Is it not strange that, despite the hugely enhanced traceability due to digital connectivity and surveillance, people are still committing crimes? There are professional criminals, for whom it is a livelihood, and amateur ones, whose motivation is often psychological. These may also be identified as blue and white collar crimes, the first involving violence and the other mostly skullduggery.

Despite all the advantages of modern technology, police still have to investigate, put in the hard work intelligently to crack the case. Two recent incidents in Dehradun, that of a Lt Colonel murdering his lover, and the other of a jilted woman killing a former lover with the help of her brother, are examples of how seemingly ‘blind’ cases, which in former times could have remained a mystery, are now solved in a matter of days. Police have acquired the skills and developed the motivation to pursue these cases successfully.

Despite news about such successful investigations being reported on a daily basis, why do people still put their entire lives at stake to commit such crimes? Some are ‘crimes passionnel’ committed in the heat of the moment, followed by desperate attempts at cover-up. Others are premeditated but only in the immediate context of a disturbed emotional state. Both the above mentioned crimes are probably in that category – act in haste and repent at leisure in jail!

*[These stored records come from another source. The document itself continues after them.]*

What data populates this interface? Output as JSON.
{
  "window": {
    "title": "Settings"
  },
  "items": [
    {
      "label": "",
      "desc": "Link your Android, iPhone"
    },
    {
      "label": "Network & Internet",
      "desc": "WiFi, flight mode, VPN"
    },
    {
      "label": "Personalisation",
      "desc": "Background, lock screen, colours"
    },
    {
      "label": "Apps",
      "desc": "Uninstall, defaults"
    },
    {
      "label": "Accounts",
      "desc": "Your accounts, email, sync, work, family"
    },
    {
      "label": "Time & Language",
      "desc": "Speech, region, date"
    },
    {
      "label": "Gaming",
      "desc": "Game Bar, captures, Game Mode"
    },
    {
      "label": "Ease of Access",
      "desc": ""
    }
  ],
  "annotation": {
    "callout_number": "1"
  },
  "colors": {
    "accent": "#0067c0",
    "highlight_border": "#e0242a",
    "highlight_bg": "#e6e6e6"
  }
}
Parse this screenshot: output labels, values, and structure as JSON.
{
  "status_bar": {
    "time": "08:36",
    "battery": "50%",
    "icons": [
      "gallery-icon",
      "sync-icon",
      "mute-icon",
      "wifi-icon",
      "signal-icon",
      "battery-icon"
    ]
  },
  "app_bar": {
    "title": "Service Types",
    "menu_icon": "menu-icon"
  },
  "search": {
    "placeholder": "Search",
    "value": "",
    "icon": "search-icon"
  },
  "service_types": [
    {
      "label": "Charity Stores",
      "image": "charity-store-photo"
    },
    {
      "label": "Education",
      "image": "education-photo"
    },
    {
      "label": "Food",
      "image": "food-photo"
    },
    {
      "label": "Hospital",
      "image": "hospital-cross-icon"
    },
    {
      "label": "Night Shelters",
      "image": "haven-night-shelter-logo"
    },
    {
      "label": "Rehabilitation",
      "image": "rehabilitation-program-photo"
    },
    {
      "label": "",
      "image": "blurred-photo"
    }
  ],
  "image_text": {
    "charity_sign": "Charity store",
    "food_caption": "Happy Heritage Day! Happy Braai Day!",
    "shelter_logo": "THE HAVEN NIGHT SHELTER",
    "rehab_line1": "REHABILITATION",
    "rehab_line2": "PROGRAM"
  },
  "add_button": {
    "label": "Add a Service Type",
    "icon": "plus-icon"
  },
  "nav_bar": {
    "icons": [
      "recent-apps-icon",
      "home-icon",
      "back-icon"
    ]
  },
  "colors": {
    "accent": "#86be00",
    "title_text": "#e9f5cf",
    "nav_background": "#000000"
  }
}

So, while the investigative capability may have substantially improved because of technology, it is important to realise that police work has also to do with prevention of crime. While police cannot know where exactly trouble is brewing, it must develop the skills to see early signs and patterns of unusual behaviour. Cops need to understand the usual patterns in their areas of jurisdiction and note what’s not in accord. This requires training of various kinds and a deep sense of responsibility and commitment to the job. It will not do for cops on patrol duty to be parked at some convenient spot gazing into their smartphones, oblivious of what’s happening around them.

There is also a developing culture in films and social media of glamourising crime. The less sophisticated and impressionable minds think that it is ‘cool’ and psychologically fulfilling to indulge in dangerously criminal activity, many even get their ideas from such shows. It becomes important, therefore, for the establishment and the police, in particular, to counter this belief by presenting the true picture before the youth, the primary targets of this mindset. It is by addressing such factors that the prevention aspect can also be achieved.